Health Records - TBRHSC

If you have ever visited the hospital, you likely encountered a nurse, physician, or other health professional, as well as employees from housekeeping, food and nutrition, and possibly administration.

But it is unlikely you met another critical member of your health care team. That is because the 55 employees in the Health Records department at Thunder Bay Regional Health Sciences Centre (TBRHSC) work behind the scenes to ensure your care is meticulously charted.

Some of the functions performed in Health Records include the transcription of medical and surgical reports, coding diagnoses and surgical procedures, releasing health information, retrieving, storing, filing, and scanning medical information and report writing of the coded information. The department is also responsible for ensuring privacy legislation is adhered to at TBRHSC.

“A lot of what we do is driven by legislation, particularly the Public Hospitals Act,” says Heidi Greenwell, Manager, Health Records. Accuracy is of the utmost importance. “Data quality is an important part of what we do. We run 150 data quality reports before they’re submitted to the Ministry of Health and Long-Term Care at the end of each month.”
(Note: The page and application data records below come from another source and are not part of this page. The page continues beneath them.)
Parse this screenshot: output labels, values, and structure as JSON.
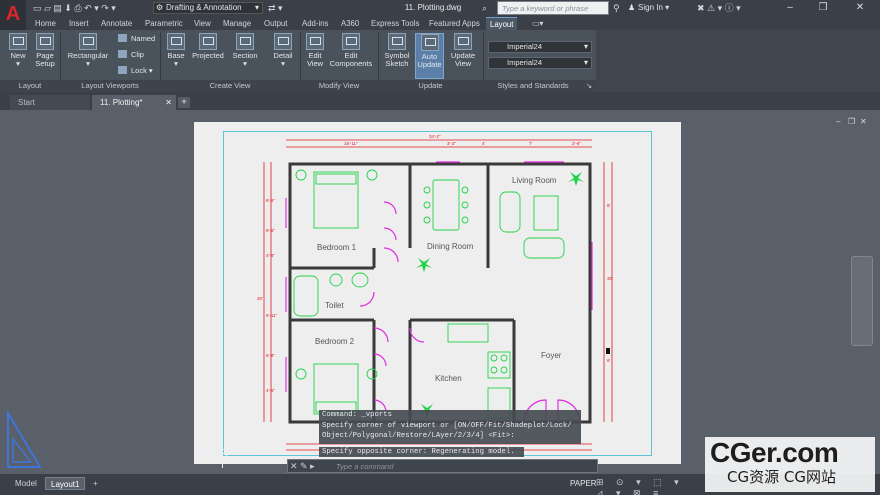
{
  "app": {
    "logo": "A",
    "workspace": "Drafting & Annotation",
    "document_title": "11. Plotting.dwg",
    "search_placeholder": "Type a keyword or phrase",
    "sign_in": "Sign In"
  },
  "menu_tabs": [
    "Home",
    "Insert",
    "Annotate",
    "Parametric",
    "View",
    "Manage",
    "Output",
    "Add-ins",
    "A360",
    "Express Tools",
    "Featured Apps",
    "Layout"
  ],
  "active_tab": "Layout",
  "ribbon": {
    "layout_panel": {
      "label": "Layout",
      "tools": [
        "New",
        "Page Setup"
      ]
    },
    "viewports_panel": {
      "label": "Layout Viewports",
      "rectangular": "Rectangular",
      "named": "Named",
      "clip": "Clip",
      "lock": "Lock"
    },
    "create_view_panel": {
      "label": "Create View",
      "tools": [
        "Base",
        "Projected",
        "Section",
        "Detail"
      ]
    },
    "modify_view_panel": {
      "label": "Modify View",
      "tools": [
        "Edit View",
        "Edit Components"
      ]
    },
    "update_panel": {
      "label": "Update",
      "tools": [
        "Symbol Sketch",
        "Auto Update",
        "Update View"
      ]
    },
    "styles_panel": {
      "label": "Styles and Standards",
      "style1": "Imperial24",
      "style2": "Imperial24"
    }
  },
  "doc_tabs": [
    "Start",
    "11. Plotting*"
  ],
  "plan": {
    "rooms": [
      "Bedroom 1",
      "Dining Room",
      "Living Room",
      "Toilet",
      "Bedroom 2",
      "Kitchen",
      "Foyer"
    ],
    "dims_top": [
      "34'-2\"",
      "16'-11\"",
      "3'-2\"",
      "4'",
      "7'",
      "2'-6\""
    ],
    "dims_left": [
      "30'",
      "6'-6\"",
      "6'-6\"",
      "4'-6\"",
      "6'-11\"",
      "6'-8\"",
      "4'-6\""
    ],
    "dims_right": [
      "30'",
      "8'",
      "6'"
    ]
  },
  "command_history": [
    "Command: _vports",
    "Specify corner of viewport or [ON/OFF/Fit/Shadeplot/Lock/",
    "Object/Polygonal/Restore/LAyer/2/3/4] <Fit>:",
    "Specify opposite corner: Regenerating model."
  ],
  "command_placeholder": "Type a command",
  "command_buttons": "✕ ✎ ▸",
  "status": {
    "layout_tabs": [
      "Model",
      "Layout1"
    ],
    "active_layout": "Layout1",
    "space": "PAPER",
    "icons": "⊞ ⊙ ▾ ⬚ ▾ ⊿ ▾ ⊠ ≡"
  },
  "watermark": {
    "line1": "CGer.com",
    "line2": "CG资源 CG网站"
  },
  "colors": {
    "wall": "#404040",
    "fixture": "#22d34a",
    "door": "#e02ee0",
    "dimension": "#e0161c"
  }
}
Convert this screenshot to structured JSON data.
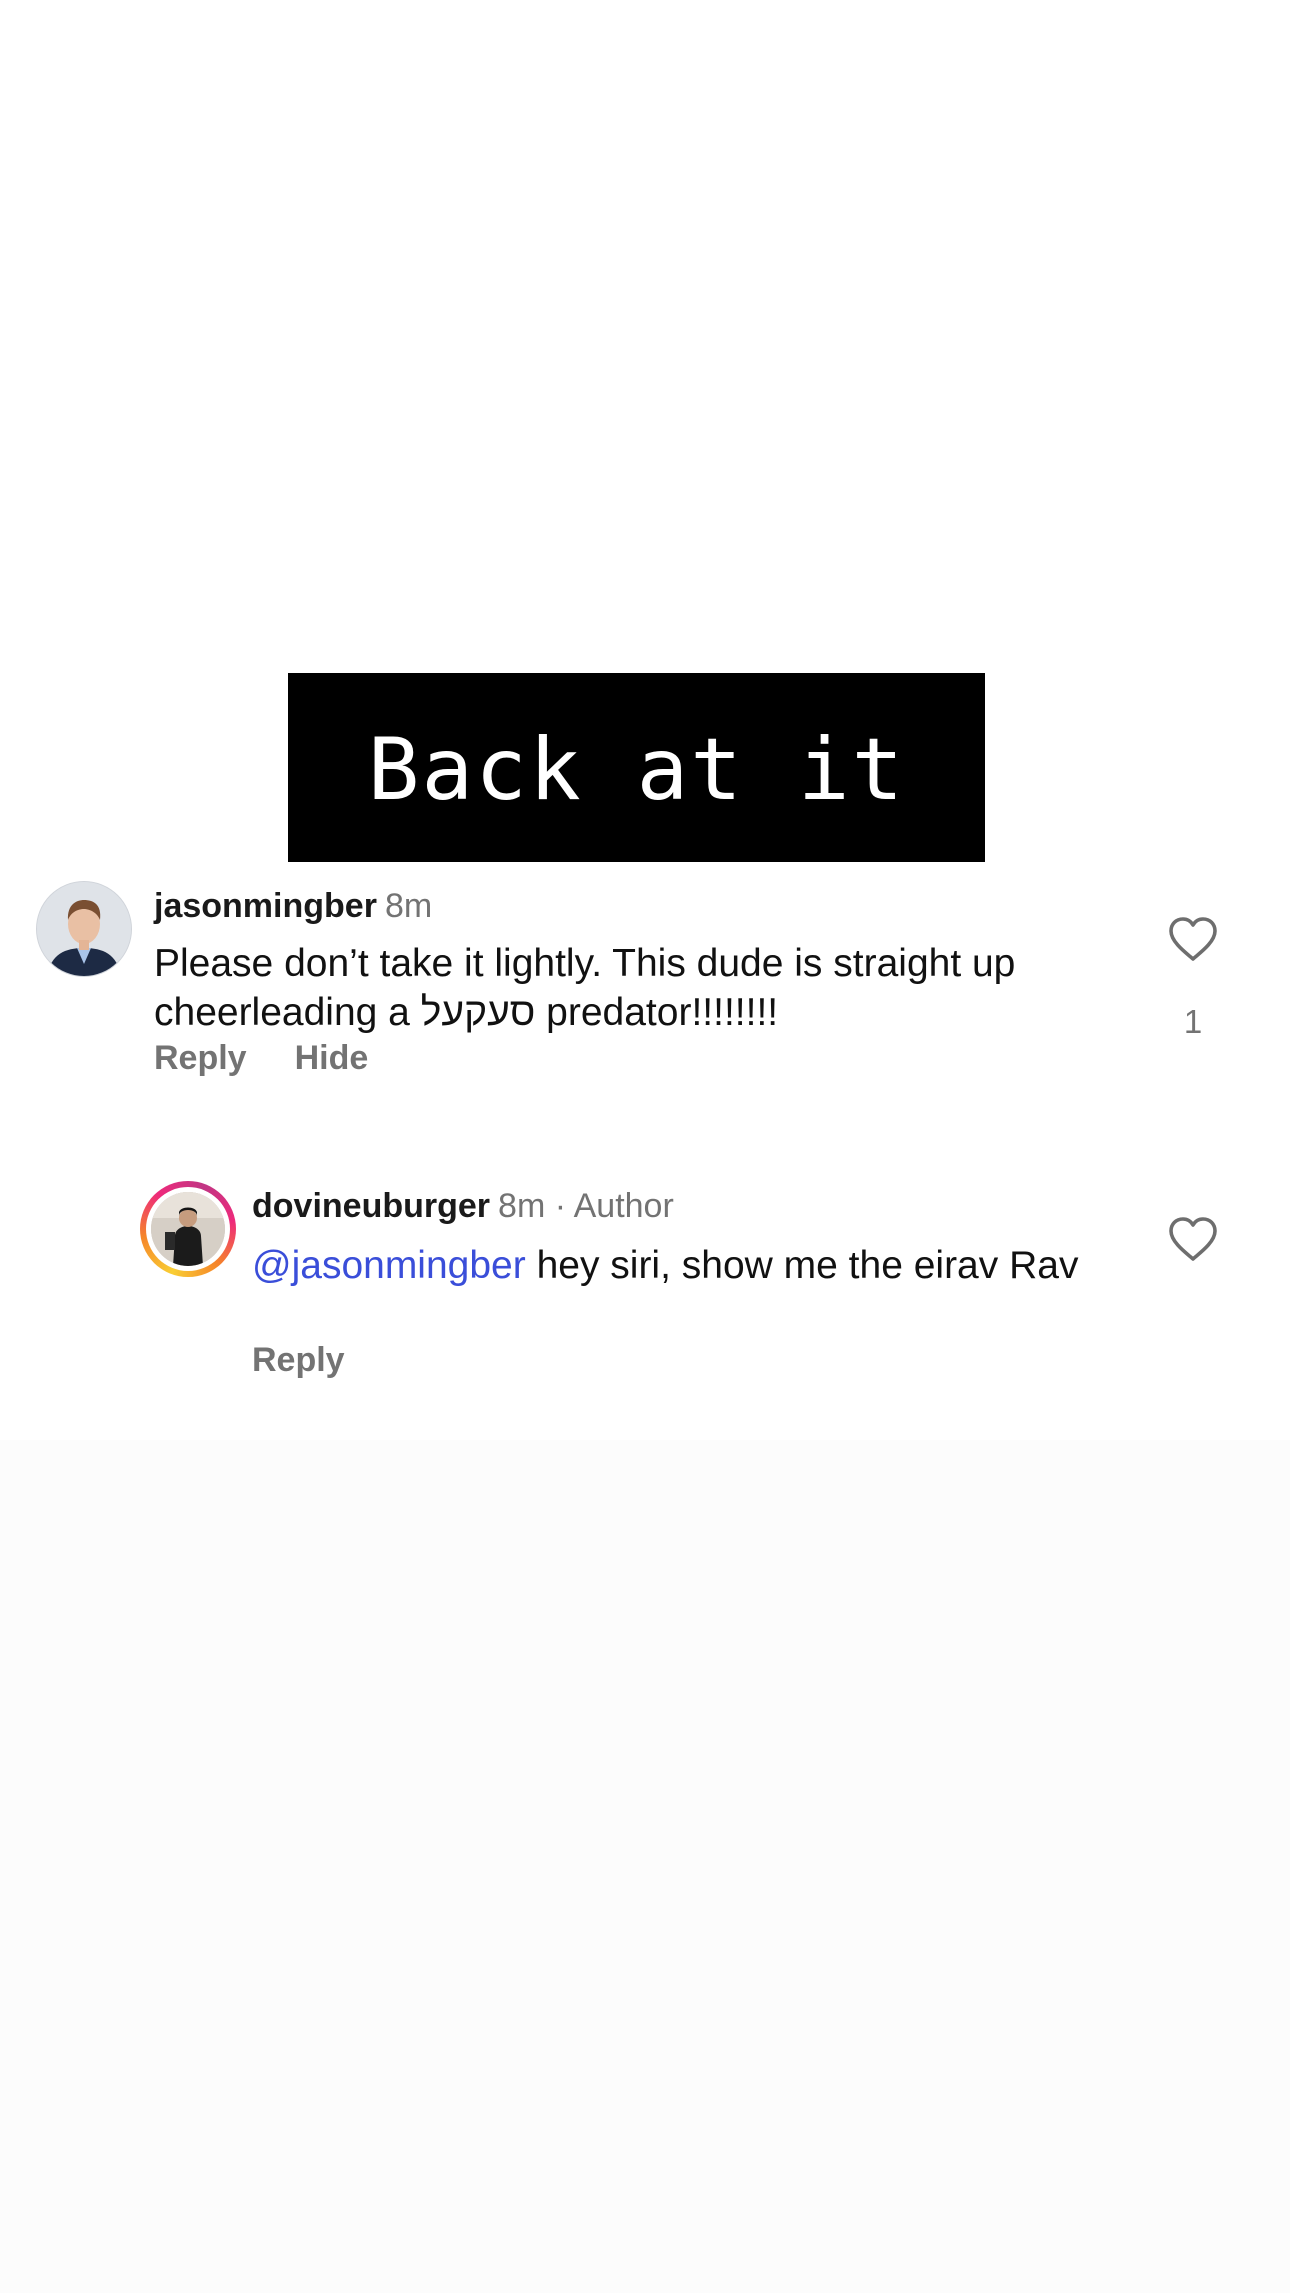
{
  "caption": {
    "text": "Back at it"
  },
  "comments": [
    {
      "username": "jasonmingber",
      "time": "8m",
      "text": "Please don’t take it lightly. This dude is straight up cheerleading a סעקעל predator!!!!!!!!",
      "like_count": "1",
      "actions": [
        "Reply",
        "Hide"
      ],
      "avatar_icon": "avatar-photo"
    }
  ],
  "replies": [
    {
      "username": "dovineuburger",
      "time": "8m",
      "author_tag": "· Author",
      "mention": "@jasonmingber",
      "text": " hey siri, show me the eirav Rav",
      "actions": [
        "Reply"
      ],
      "avatar_icon": "avatar-photo-story-ring"
    }
  ],
  "colors": {
    "mention": "#3a4ed9",
    "secondary_text": "#737373",
    "caption_bg": "#000000",
    "caption_fg": "#ffffff"
  },
  "icons": {
    "like": "heart-outline-icon"
  }
}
Employees in Health Records play an essential role in terms of quality, efficiency, and trend analysis. Data provided to hospital administration can help leadership at TBRHSC see current trends and projections. “For example, we can compare our readmission rates to other hospitals in the province or even other provinces and look at how we’re different, why, and how can we improve,” says Greenwell. That data is also an essential element to any proposals for new funding, programs, or services.

Because Health Records provides patient chart reviews and reports for health care providers that help
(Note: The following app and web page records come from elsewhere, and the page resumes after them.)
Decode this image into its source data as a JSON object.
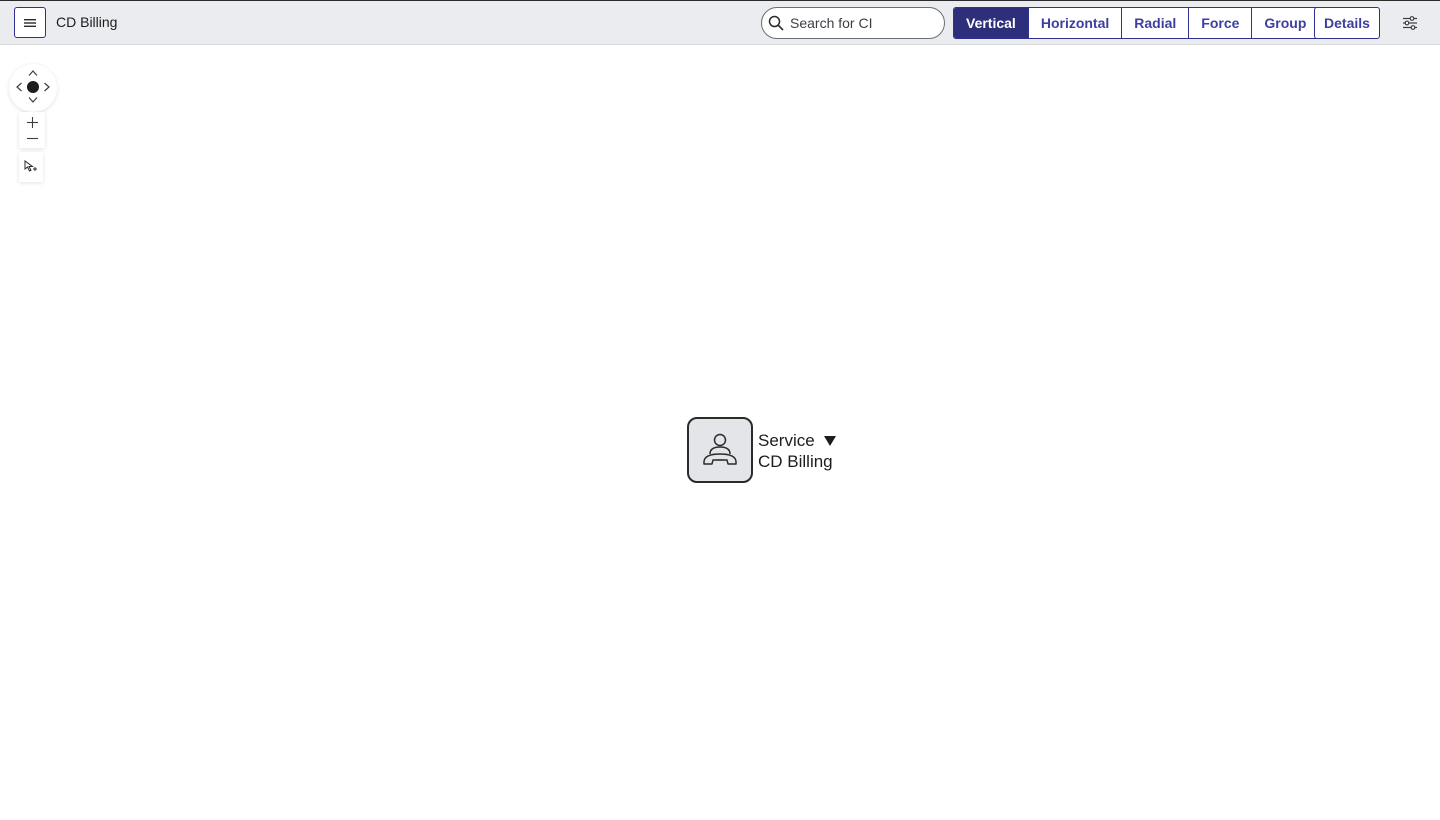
{
  "header": {
    "title": "CD Billing",
    "search_placeholder": "Search for CI",
    "layouts": [
      "Vertical",
      "Horizontal",
      "Radial",
      "Force",
      "Group"
    ],
    "active_layout": "Vertical",
    "details_label": "Details"
  },
  "node": {
    "type": "Service",
    "name": "CD Billing",
    "icon": "service-person-phone-icon"
  },
  "colors": {
    "accent": "#2e3192",
    "active_bg": "#2e2f7a",
    "header_bg": "#eaecef",
    "node_bg": "#e4e5e8"
  }
}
clinical decisions, the department is essential to TBRHSC’s ability to provide excellent patient care. The implementation of scanning records streamlines clinical access.

Once a patient is discharged, their record comes to Health Records. The department processes a staggering volume, 17,500 inpatient discharges annually and transcribing 4 million lines annually.

“For clinicians, the Health Record is essential to providing good care to our patients,” says Dr. Bill McCready, Interim President and CEO, TBRHSC, and Interim CEO, Thunder Bay Regional Research Institute. “The Health Records staff make sure these records are organized, available, and relevant to the clinical staff, while protecting the privacy of the patient. We all owe the staff of Health Records a debt of gratitude for the work they do.”